  2. Consult with our insurance agents. Contracts generally contain clauses that might impact your insurance coverage. They might require either indemnification, certificates of insurance, and/or additional insured status for the client (on your Professional Liability, General Liability, and/or Workers Compensation policies to name a few). Each of these provisions could impact your insurance as follows
    • Indemnifications – a typical indemnification provision looks something like this: “Consultant (or contractor or subcontractor)” shall indemnify, defend, and hold harmless Client against any and all claims, liabilities, losses and expenses arising out of or in connection with Consultant’s performance of the Services hereunder … ” This is considered a unilateral indemnification. It is the least favorable to the contractor and you would do well to request a mutual indemnification provision where both parties agree to indemnify the other for liability arising out of their respective negligence. The worst that can happen is your suggestion being rejected.
    • Certificates of Insurance – it is quite common for certificates of insurance to be requested by your client. This documentation of your insured status serves as a confirmation to the existence of your coverage. With the request often comes a provision for notice to the client if coverage lapses. Check with your insurer to see if he will agree to this provision. Many insurers don’t have a mechanism for notifying certificate holders of the imminent lapse of a policy and will not agree to, though some will compromise with less onerous “endeavor to” wording, such as, “we will endeavor to notify you within 30 days of the termination of the policy … ”

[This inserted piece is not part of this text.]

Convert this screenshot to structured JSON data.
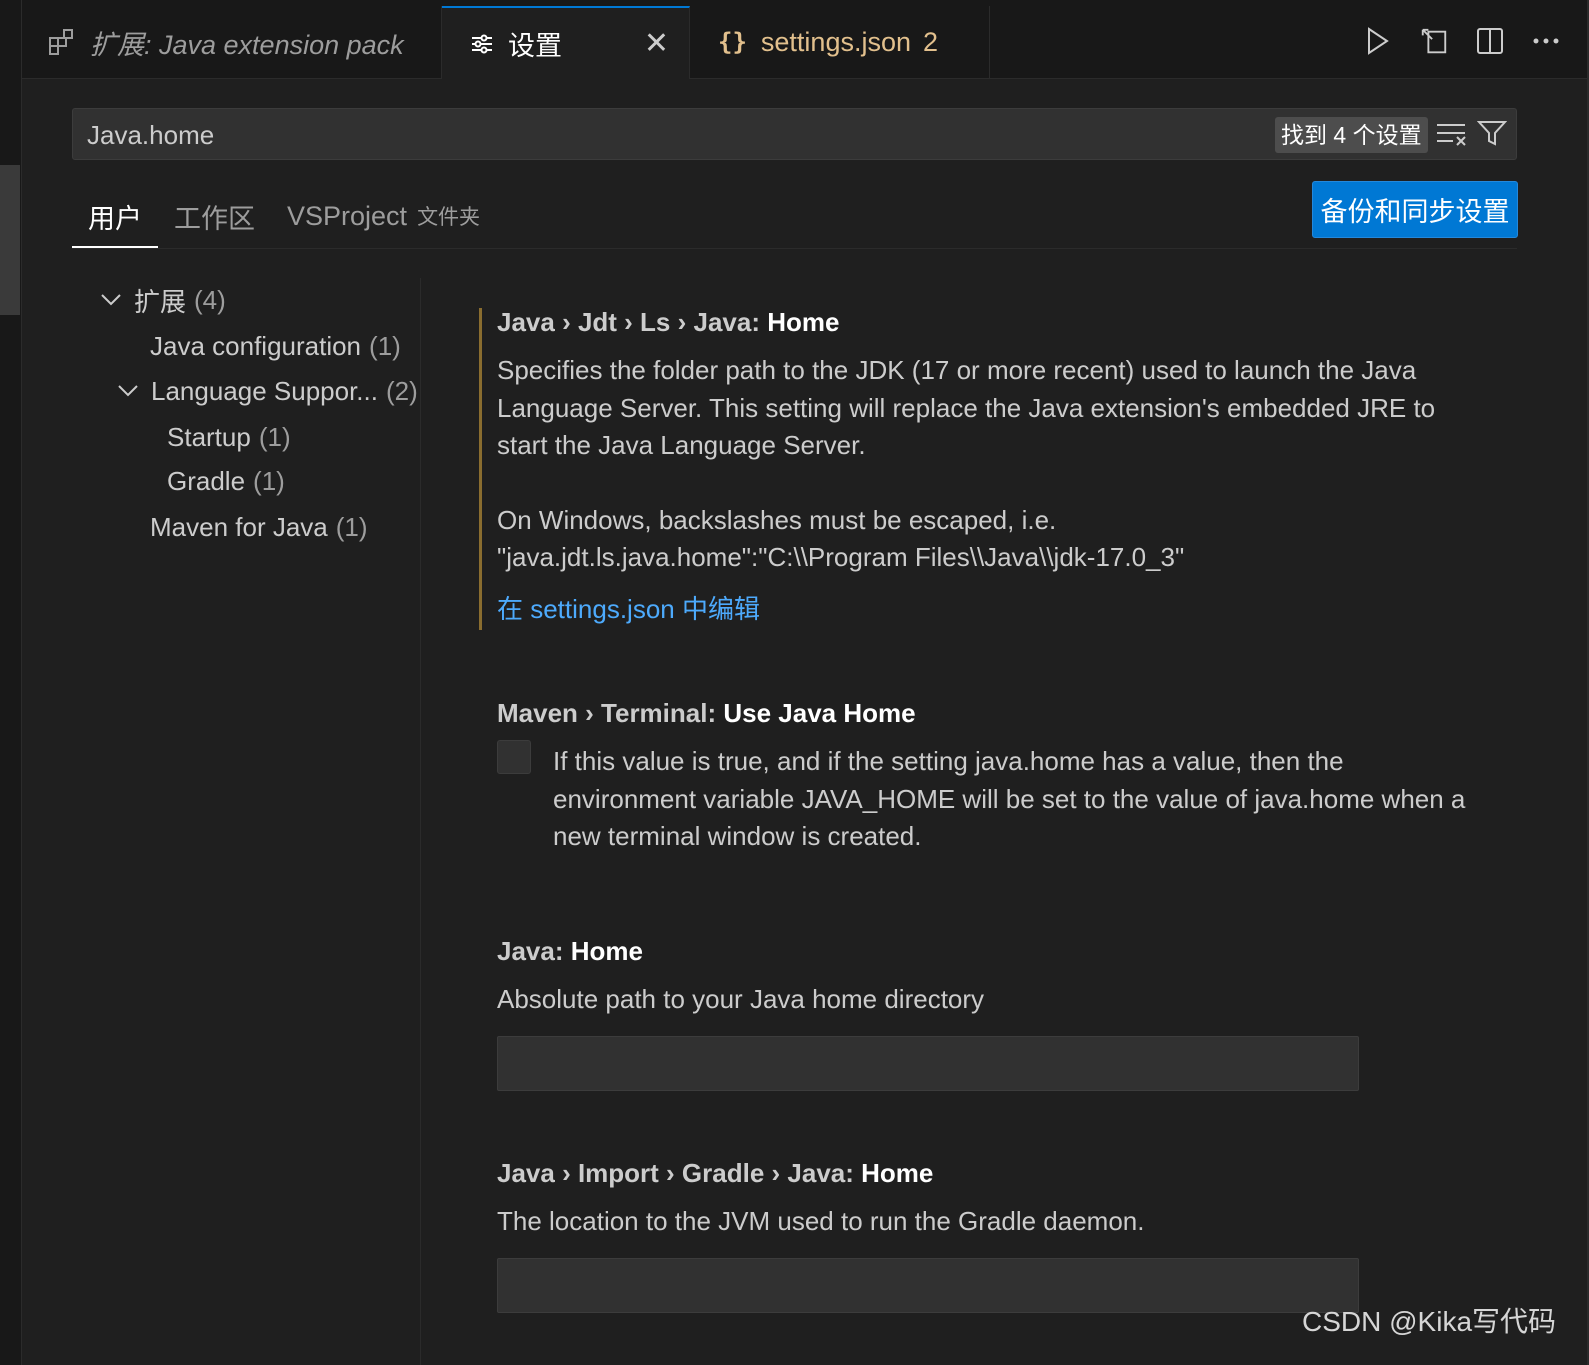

    • Additional Insured – additional insured status for your client can provide an acknowledgement of the liability that you have taken on in the contract and effectively transfers the liability to the insurer, subject to all the terms and conditions of the policy. Check with our agents to see if there is any cost for adding on additional insureds. If there is any charge at all, it is usually nominal.
  3. Review your Liability insurance contracts for exclusions. Many liability contracts exclude contractual liability, with the exception of liability that would attach to you in the absence of the contract. An example of a contractual liability that might be excluded would be a penalty for failing to meet a deadline. On the other hand, indemnifications are often considered a liability you would incur regardless of the contractual provision. For instance, if a suit is brought against you and your client, and it is clear that it was your work that was being questioned, your insurer might offer to defend your client to avoid the potential for a hostile witness.

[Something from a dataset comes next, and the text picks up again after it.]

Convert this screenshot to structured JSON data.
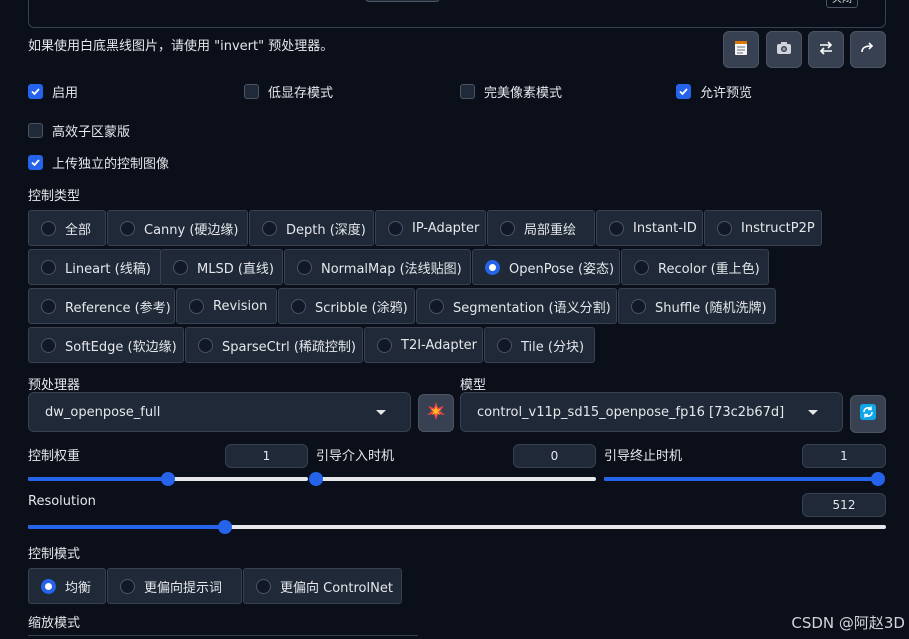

  4. Create your own engagement letter. It is always a good idea to spell out your thoughts regarding payment terms, work expectations, limitations of liability, and other aspects of the work you will perform. In lieu of or in addition to a client’s contract, this letter could help to prevent future misunderstandings.